Course in Parenting Coordination: Working with High Conflict Families
Parents who are in chronic high conflict pose particular difficulties for the courts, the professionals who are involved with them, and their children. Increasingly, courts are appointing Parenting Coordinators to help reduce parental conflict and protect the children. MSPP and the Center of Excellence for Children, Families and the Law will offer the first Parenting Coordinator course for academic credit. This 28 hour training provides 2 academic credits or 28 Continuing Education credits and will examine the role and functions of the Parenting Coordinator and the interventions helpful to reduce conflict. The course is a blended learning format and spans 4 weeks of online coursework for 13 hours and 15 hours of on-site instruction over a weekend-in-residence.
Mental health practitioners, mediators, attorneys, and other professionals will have the opportunity to expand their practice and skills in this emerging area.
Participants in this intensive program will:
- Understand the psychological dynamics of high conflict families
- Examine parenting coordinator functions and practices
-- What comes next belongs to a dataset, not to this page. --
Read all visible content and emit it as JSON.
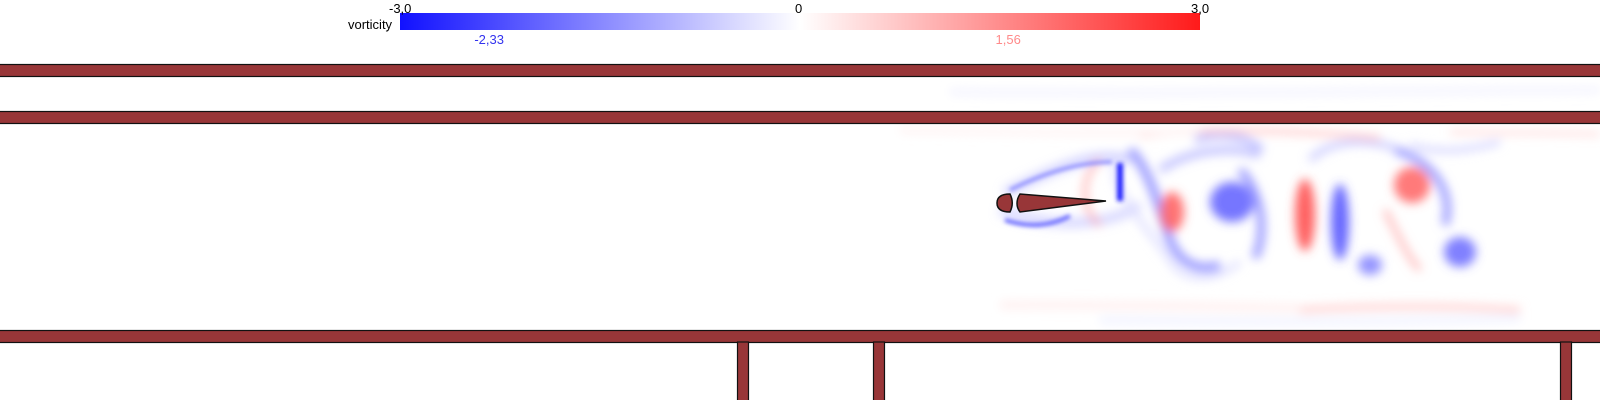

- Identify the qualifications and areas of knowledge needed to be a Parenting Coordinator
- Identify procedures for setting up and beginning cases
- Review, develop, and practice intervention strategies
- Identify techniques to help parents shift from a conflictual spousal relationship to a functional parenting relationship
- Identify ethical and legal challenges of Parenting Coordinators
- Review and practice specifics of writing agreements and drafting decisions
- Review when and how to include children
- Review the research to educate parents in the PC process
- Consider the role of the PC in situations such as domestic violence, abuse and neglect, mental illness and substance abuse and alienation
Applicants will demonstrate an interest in family forensics and may include mental health professionals, lawyers, probation officers, juvenile justice professionals, child welfare and protection professionals, and court service workers. Prerequisites include an advanced degree in mental health, law, or human services, certification or licensure in mental health, law, mediation, and experience working with high conflict families.
This course is the first offered in a four course series. Participants may choose to take all four courses to receive a Certificate in Child and Family Forensics. Participants may substitute one of the course offerings with an on-line course from the New York Law School. The Certificate in Child and Family Forensics provides students with a solid foundation in the concepts, theories and practices in child and family forensic mental health work and will help professionals hone their skills and increase their knowledge to prepare them for work as GALs, evaluators, or parenting coordinators.. Current courses include: , parenting coordination, divorce child custody, child maltreatment, and juvenile justice. These courses will review the law and systems, describe and practice protocols for evaluations, and review empirically based best practices and interventions through in-depth didactic instruction and opportunities for practice and consultation.